While attending college, she began working for Blue Cross, and her first job was helping with the transition from paper records, scanning them one by one onto microfiche. She moved from there to processing claims, eventually being promoted to claims processing supervisor.
But the economic downturn of the early 1990s prompted layoffs, and she left Blue Cross in 1991. The next year she began work with the Edmonds School District, where her tech knowledge was just what the district needed as it moved into the computer age.
But it was more than just office work.
“I also worked as a paraeducator, helping in the classroom with everything from small group activities to recess and lunch monitor, to behavior management,” she said. “This is where I got connected to the primary IS [intensive support] class, where I got to work with students experiencing severe problems – developmental disabilities, tragic home situations, fetal alcohol syndrome, you name it. I really found a big part of myself through this work. I look back on it today as the best time of my life.”
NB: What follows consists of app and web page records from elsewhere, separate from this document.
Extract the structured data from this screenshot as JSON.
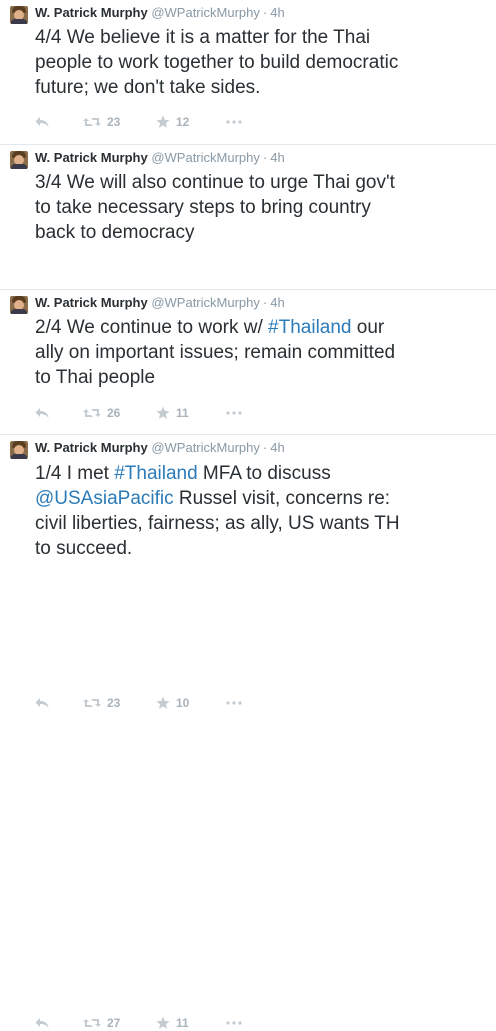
{
  "tweets": [
    {
      "name": "W. Patrick Murphy",
      "handle": "@WPatrickMurphy",
      "separator": "·",
      "time": "4h",
      "text": "4/4 We believe it is a matter for the Thai\npeople to work together to build democratic\nfuture; we don't take sides.",
      "retweets": "23",
      "favorites": "12"
    },
    {
      "name": "W. Patrick Murphy",
      "handle": "@WPatrickMurphy",
      "separator": "·",
      "time": "4h",
      "text": "3/4 We will also continue to urge Thai gov't\nto take necessary steps to bring country\nback to democracy",
      "retweets": "26",
      "favorites": "11"
    },
    {
      "name": "W. Patrick Murphy",
      "handle": "@WPatrickMurphy",
      "separator": "·",
      "time": "4h",
      "text_before": "2/4 We continue to work w/ ",
      "hashtag": "#Thailand",
      "text_after": " our\nally on important issues; remain committed\nto Thai people",
      "retweets": "23",
      "favorites": "10"
    },
    {
      "name": "W. Patrick Murphy",
      "handle": "@WPatrickMurphy",
      "separator": "·",
      "time": "4h",
      "text_before": "1/4 I met ",
      "hashtag": "#Thailand",
      "text_middle": " MFA to discuss\n",
      "mention": "@USAsiaPacific",
      "text_after": " Russel visit, concerns re:\ncivil liberties, fairness; as ally, US wants TH\nto succeed.",
      "retweets": "27",
      "favorites": "11"
    }
  ],
  "colors": {
    "link": "#2b7bb9",
    "text": "#292f33",
    "muted": "#8899a6",
    "icon": "#bbc3c9",
    "divider": "#e1e8ed"
  },
  "icons": [
    "reply-icon",
    "retweet-icon",
    "favorite-icon",
    "more-icon",
    "avatar"
  ]
}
After doing this for five years, Goettel was given the chance to move to the main office as attendance secretary and health room screener, ultimately becoming the office manager.
“I love it,” she confessed. “I get to meet people and talk to the community. My hand is literally on the pulse of the school.”
And it doesn’t stop when the final bell rings.
“I live right up the street and have come down on numerous occasions to help with emergency situations, meet with a student in crisis, or even help unlock the doors for a teacher who forgot her keys,” she explained. “The school, the staff and the students are such a big part of my life and who I am. I admit that leaving is tough, but I know it’s time.”
This year’s last day of school is one she’ll never forget.
“The kids sang an original song that actually mentioned me,” she said. “I got so many hugs that day, and so many of the kids were crying and begging me to stay.”
During the assembly, Sherwood’s PSO (parent-student organization) presented Goettel with a cast iron sign saying “Goettel’s Courtyard,” which will be mounted in the open space outside the main office, as a permanent memorial to this icon of Sherwood Elementary.
So what’s next for this one-of-a-kind stalwart as she moves into retirement? Like so many at this stage of life, the long-postponed travel dream is at last within reach.
“My husband and I want to travel, and right now Italy is high on our list,” she said. “We have no grandkids or pets, and we see travel as part of our ‘transitional therapy’ to help us disconnect from what we’ve been doing and moving ahead.”
But wait – there’s another passion of Goettel’s that she’s a bit sheepish to admit: motorcycles. She already owns a little Italian Piaggio scooter, but her heart longs for bigger things.
“I got totally stoked at Sturgis a few years back,” she admitted. “I love the sound of those big bikes and the wildness of the whole thing. I’ve got the regalia – leathers, boots, everything – but no tattoos — yet. All I need is that big Harley, but it may not happen. They’re pretty heavy, and I shudder to think how I’d fare if I laid it down.”
The couple is also planning to explore the U.S. on a great American roadtrip.
“I dream of an Airstream trailer,” she confessed. “But in my mind I’ll be riding that Harley!”
For those who haven’t said goodbye yet, there’s still a chance. Goettel’s last day in the office is Aug. 31, so drop in and give her your best as she prepares to embark on new adventures.
— Story and photos by Larry Vogel